Value Meal

Five key takeaways from the Table of Trust on values and value 

Table of Trust on values

Impact leaders need a venue to discuss successes and failures with bracing honesty, grapple with big questions and feel fully empowered to speak their minds. Table of Trust is that venue. Organised by EVPA, with the support of Laudes Foundation, these gatherings are private, by invitation only, and inspired by the tradition of Jeffersonian dinners – a purpose-driven meal with facilitated dialogue around a single topic.    

Last month in London, we had a pleasure of hosting a dinner of impact leaders on the subject of values and value.  

Over the course of the evening, we saw how values ran a course from the personal and interior, to the impetus and influence of work, to a guiding light in attempts at systemic change and value creation. But just because there was a clear throughline doesn’t mean there weren’t big questions and debates along the way.
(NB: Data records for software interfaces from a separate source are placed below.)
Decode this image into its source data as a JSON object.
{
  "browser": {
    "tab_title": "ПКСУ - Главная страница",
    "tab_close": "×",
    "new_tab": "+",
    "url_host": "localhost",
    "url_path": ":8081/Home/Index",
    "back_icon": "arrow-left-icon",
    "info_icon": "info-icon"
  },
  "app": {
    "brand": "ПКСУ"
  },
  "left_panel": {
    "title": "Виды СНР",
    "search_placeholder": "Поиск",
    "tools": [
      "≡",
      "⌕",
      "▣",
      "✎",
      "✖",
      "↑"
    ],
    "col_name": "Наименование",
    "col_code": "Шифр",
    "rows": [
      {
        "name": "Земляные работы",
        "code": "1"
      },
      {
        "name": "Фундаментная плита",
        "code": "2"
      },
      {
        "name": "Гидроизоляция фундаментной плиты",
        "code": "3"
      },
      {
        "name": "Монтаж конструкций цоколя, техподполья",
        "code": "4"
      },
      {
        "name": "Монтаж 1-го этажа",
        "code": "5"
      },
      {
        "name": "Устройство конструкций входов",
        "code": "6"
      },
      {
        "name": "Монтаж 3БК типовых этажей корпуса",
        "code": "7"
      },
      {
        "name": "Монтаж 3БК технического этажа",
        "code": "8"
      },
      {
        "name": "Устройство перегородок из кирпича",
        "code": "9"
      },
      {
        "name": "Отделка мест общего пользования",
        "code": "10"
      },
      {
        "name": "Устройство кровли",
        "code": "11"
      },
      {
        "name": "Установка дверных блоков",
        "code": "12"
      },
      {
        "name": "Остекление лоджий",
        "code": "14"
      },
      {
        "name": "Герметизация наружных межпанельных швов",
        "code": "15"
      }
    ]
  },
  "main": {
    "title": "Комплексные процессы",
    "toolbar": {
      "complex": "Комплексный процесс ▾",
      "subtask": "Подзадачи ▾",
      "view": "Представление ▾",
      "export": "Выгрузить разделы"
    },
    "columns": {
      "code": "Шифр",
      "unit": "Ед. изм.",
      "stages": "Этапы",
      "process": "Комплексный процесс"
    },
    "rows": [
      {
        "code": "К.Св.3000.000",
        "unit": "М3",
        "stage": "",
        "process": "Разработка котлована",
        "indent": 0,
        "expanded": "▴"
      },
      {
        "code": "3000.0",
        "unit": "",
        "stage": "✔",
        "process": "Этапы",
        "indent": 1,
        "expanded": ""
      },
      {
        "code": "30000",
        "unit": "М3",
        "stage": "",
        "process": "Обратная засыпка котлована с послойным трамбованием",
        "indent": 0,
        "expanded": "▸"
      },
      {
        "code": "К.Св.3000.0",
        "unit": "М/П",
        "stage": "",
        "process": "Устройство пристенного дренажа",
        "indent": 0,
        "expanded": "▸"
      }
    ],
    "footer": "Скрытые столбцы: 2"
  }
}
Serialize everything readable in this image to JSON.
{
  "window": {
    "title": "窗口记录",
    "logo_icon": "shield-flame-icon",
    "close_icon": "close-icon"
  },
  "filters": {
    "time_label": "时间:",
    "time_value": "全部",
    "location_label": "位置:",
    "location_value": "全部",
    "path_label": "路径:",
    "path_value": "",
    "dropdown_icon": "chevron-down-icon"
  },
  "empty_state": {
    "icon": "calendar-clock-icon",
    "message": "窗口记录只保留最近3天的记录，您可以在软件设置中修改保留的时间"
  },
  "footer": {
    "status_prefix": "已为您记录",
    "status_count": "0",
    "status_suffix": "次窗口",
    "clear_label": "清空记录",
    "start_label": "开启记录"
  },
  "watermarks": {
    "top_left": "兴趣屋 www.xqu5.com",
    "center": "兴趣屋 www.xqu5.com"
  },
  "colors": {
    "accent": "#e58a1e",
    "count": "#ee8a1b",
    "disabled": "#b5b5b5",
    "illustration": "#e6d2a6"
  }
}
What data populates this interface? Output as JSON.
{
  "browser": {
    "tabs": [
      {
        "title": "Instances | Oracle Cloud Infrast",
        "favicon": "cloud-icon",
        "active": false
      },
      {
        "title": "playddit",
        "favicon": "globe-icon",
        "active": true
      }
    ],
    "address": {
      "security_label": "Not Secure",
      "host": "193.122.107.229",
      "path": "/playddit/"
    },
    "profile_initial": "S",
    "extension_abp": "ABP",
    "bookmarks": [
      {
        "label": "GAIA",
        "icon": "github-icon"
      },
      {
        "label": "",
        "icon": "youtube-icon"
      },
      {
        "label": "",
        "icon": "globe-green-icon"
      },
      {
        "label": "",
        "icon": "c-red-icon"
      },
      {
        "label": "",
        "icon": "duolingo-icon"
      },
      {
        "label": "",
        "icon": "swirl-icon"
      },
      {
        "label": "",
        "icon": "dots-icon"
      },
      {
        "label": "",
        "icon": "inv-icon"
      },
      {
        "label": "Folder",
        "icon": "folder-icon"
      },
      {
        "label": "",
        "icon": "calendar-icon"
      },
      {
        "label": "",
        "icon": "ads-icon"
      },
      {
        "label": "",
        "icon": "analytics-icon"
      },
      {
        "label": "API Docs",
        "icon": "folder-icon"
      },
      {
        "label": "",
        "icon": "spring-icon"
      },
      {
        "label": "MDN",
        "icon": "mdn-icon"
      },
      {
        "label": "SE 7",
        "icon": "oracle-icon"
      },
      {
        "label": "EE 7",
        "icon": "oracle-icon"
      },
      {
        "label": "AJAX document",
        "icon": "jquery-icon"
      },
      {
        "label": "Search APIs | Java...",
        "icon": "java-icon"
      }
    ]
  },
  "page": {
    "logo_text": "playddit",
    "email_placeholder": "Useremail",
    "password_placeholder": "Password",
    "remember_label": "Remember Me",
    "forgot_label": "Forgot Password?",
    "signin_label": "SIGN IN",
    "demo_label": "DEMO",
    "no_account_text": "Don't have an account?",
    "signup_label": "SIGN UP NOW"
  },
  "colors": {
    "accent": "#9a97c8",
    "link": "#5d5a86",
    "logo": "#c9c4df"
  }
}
These five key takeaways represent some insights we saw come to light during this thoroughly engaging and open discussion.   

Personal to global

Several participants around the table, when asked the source of their values, opened up about formative experiences from their past. It was an inspiring variety: being mixed-race, a parent, the black sheep of the family, poor as a child (“the fly on the eye you see on TV – that was real”). “My values are born out of injustice,” said one participant.  

Kindness, fairness, compromise, solidarity, integrity: these values, formed from experiences of the past, inform the current work of the participants who named them. But also, said participants, values offer guidance when attempting to shift the mindsets of entire industries and systems. But how?   

Optimism, organised

As the Table of Trust brings together big dreamers and pragmatists alike, there was plenty of discussion around how to bridge personal values to value creation. Several participants held up their experiences, positive and negative, from corporate culture – what it requires to shift the values of enormous organisations, made up of thousands of people with their own unique values.  

Some of the same participants were optimistic that with the right organisational structures in place, people will get closer to real value creation, not just convenient indicators. “After 20 years in financial services and banking, we're starting to see policymakers and regulators ask, ‘What are you doing to actually drive the financial health of our customers?’” A weighty question – and, for some participants, a good sign.  

History lessons

If personal histories were the source of values for many, history also offered insights. “History is full of people applying money to a social purpose,” one tablemate offered, citing the examples of early agricultural collectives in the Netherlands and the merchant Thomas White, who founded St John’s College, Oxford. Money is not amoral, these examples showed; it can be influenced, it can bear influence.  

For those working in systemic change, we often think what we’re doing is radically new, when in fact, there’s a rich lineage worth examining (sadly, Thomas White was unable to RSVP to the dinner).   

"Empathy makes us strong."

The glue that held together the wide variety of values presented at the table was empathy. You could observe it in the listening expressions of our tablemates, the way people reacted to others’ stories, some deeply personal. Empathy allowed us to share values, despite significantly different experiences in life. Guests also remarked on the role of personal stories in bringing about this empathetic reaction, and the role of the arts and media in bringing it at scale.   


A chatbot doesn’t come with values. As values often spring from someone’s identity and experience, so shines the spark of the human psyche, in all its blessed mess. Values are human. We can keep this in mind while using values as a foundation to build upon; that which we build – solutions, enterprises, art – should embrace this humanity, not just in the end result but in the way we build as well. If fairness is the end goal of our work, for example, let’s be fair to each other.  

If our values sometimes conflict – the messy part – let’s talk through it, not hide from it. Total alignment of values seems like an impossibility for a group of human beings, no matter the size. So, what’s the alternative?  

“What we can do, as a community,” said one participant, optimistically, “is champion the values we share.”